Union membership in the UK is continuing to decline, according to a report by law firm DLA Piper.
Only 28.8% of UK workers are registered as members of trade unions in 2004, compared with 35.5% in 1993, according to DLA’s Industrial Relations Report.
Almost 60% of union members work in the public sector with just 17.2% were from the private sector.
The report highlights recruitment issues and an ageing membership as significant factors in the decline, along with the collapse of the UK’s manufacturing sector.
David Bradley, co-author of the report, said: “”Unions are painfully aware of the need to recruit new and younger members to reverse the fall in membership that has continued for more than a decade.
“The changing nature of the workplace, the decline in manufacturing and an increasingly fragmented and globalised workforce, is creating difficulties for trade unions,” he said.
The number of days lost to strike action doubled in 2004 to 905,000 days, compared with 499,000 in 2003, according to figures from the Office for National Statistics.
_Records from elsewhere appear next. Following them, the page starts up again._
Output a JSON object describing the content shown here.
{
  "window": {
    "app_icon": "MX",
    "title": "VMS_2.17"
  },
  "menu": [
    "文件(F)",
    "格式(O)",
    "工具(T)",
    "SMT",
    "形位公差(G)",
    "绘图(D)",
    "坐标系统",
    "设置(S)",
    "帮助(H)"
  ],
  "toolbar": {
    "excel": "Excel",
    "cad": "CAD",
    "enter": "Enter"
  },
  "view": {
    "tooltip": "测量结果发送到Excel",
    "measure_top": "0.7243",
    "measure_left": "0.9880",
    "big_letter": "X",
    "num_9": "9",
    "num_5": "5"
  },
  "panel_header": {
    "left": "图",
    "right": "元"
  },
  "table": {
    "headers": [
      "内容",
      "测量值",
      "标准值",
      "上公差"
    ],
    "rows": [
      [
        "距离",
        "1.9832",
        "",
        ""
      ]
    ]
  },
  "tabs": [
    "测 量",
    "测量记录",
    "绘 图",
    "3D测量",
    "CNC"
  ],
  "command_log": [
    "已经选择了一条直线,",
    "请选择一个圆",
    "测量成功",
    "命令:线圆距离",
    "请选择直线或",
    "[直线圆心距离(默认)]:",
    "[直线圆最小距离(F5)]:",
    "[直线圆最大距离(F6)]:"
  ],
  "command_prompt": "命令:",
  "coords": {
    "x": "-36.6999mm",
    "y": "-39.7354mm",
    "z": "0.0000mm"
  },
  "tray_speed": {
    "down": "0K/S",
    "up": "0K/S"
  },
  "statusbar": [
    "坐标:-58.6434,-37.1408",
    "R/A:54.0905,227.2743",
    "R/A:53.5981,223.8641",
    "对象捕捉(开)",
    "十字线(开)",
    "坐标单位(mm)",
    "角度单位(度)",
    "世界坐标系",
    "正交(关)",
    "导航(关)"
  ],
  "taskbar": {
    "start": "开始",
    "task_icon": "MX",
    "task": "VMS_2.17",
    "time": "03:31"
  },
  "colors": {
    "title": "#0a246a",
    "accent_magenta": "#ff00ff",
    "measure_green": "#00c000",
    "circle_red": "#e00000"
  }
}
But the overall number of strikes was reduced.
Pay disputes were the main cause of strike action, with redundancy issues featuring second.
The recent pensions crisis is also expected to have a major impact on the number of disputes in 2005.